Opinion: Stacy Leidwinger at RES Software looks at how to maximise the benefits of automation whilst avoiding the risks.
As routinely as you pick up your morning coffee, machines are now executing tasks in the workplace. Using complex algorithms, technology is alleviating workers from time consuming and often menial jobs. With the Internet of Things now a reality, machines are communicating independently and replacing human behaviour. There is no sign of automation slowing firms across a range of industries are employing technology to improve their services.
Automation is a natural evolution of business. However, as much as a blessing technology can be, if handled incorrectly it could become a burden. With this in mind, there are four ways in which a company can ensure that it is maximising the benefits of automation whilst avoiding the risks.
1. Make sure automation is right for you
Firstly, you must ensure that you are not attempting to place a square peg in to a round hole. First consider what areas of your business would benefit the most. A useful rule to remember is that if you are employing a member of staff who has to execute a task day in, day out – then consider using technology.
Take Amazon for example, which employs a workforce of drones in its numerous and colossal warehouses, which are able to work 24/7 and keep processes moving night and day. If they did not employ machinery, then it would take two or three times the amount of people working on rotation to carry out the jobs within the warehouses.
2. Do not underestimate the importance of context
Secondly, ensure that your technology is monitored and updated in line with business processes and flexible enough to change as rapidly as the business. This is essential as machines are not humans and will not adapt to a change in context in the same way as a human. Therefore, machines will not identify change and act accordingly. This could result in incorrect information being relayed through the company, which could have devastating effects.
Take for example an internet enabled and automated medical device, used to monitor the heart rate of someone unwell. There is no room for error, and if incorrect information is relayed, then it could be fatal.
3. Treat your machines as an extension of the workforce
Thirdly, you must ensure that just as staff are given training on policies, machines are programmed with the same understanding. As they don’t yet understand subtle changes in context it is important to ensure that they are supervised and monitored to ensure that those policies are adhered to.
Technology has in many ways grown at a faster rate than the workplace has adapted. This is most apparent in the fact that many companies still struggle to gift or restrict the right access to employees. Some may have access to information they shouldn’t whilst others are locked out of areas they should. Businesses are only now investing in more policy-based access roles that revoke access based on a worker’s changing context and role and this must be applied to machinery too.

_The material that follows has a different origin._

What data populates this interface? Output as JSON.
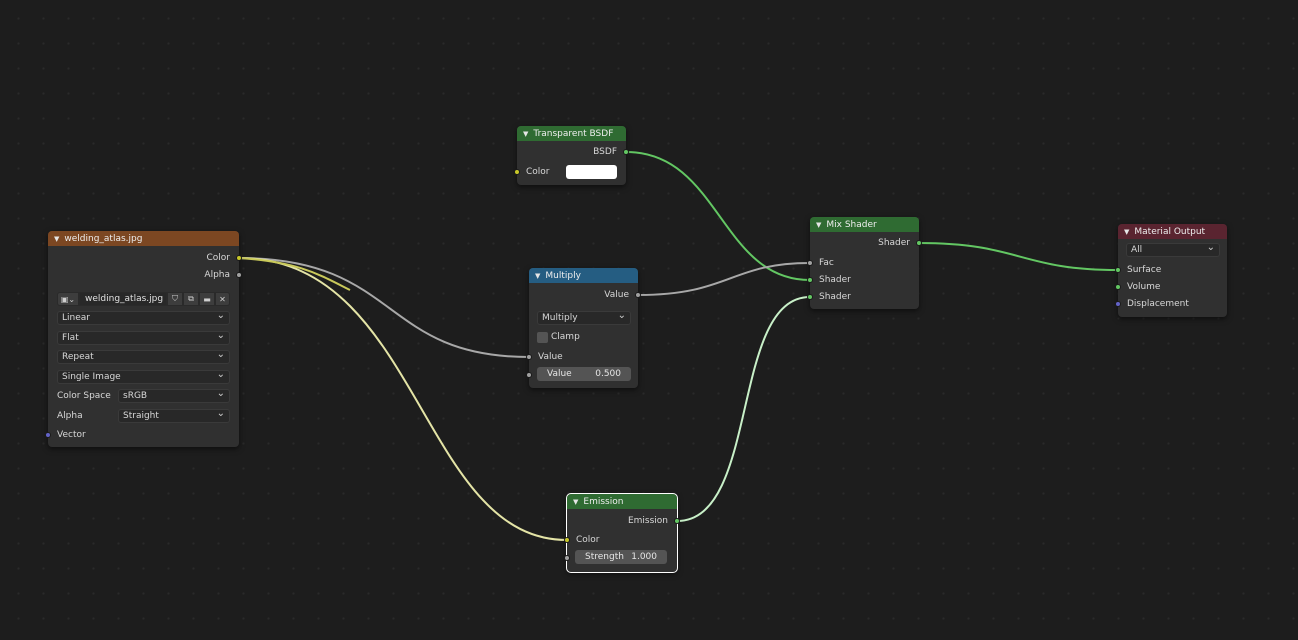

4. Prioritise security
Lastly, security is paramount. If technology is left unchecked, a hacker could infiltrate a company’s entire network through a vulnerable spot, and if senior management are oblivious to the threat, they could go undetected. If infiltrated, confidential information, key strokes and data could all be redirected through the automation process and in to the hands of criminals. Businesses previously only had to consider their users as endpoints that must be protected. Now you must make sure that both machinery and all digital communications are thoroughly secured.
Overall, automation should be embraced by businesses and adopted to boost growth and efficiency. However, technology must be carefully implemented, monitored and secured. Only when this is understood can the true potential of automation be realised.
Stacy Leidwinger is V.P of Product Marketing at RES Software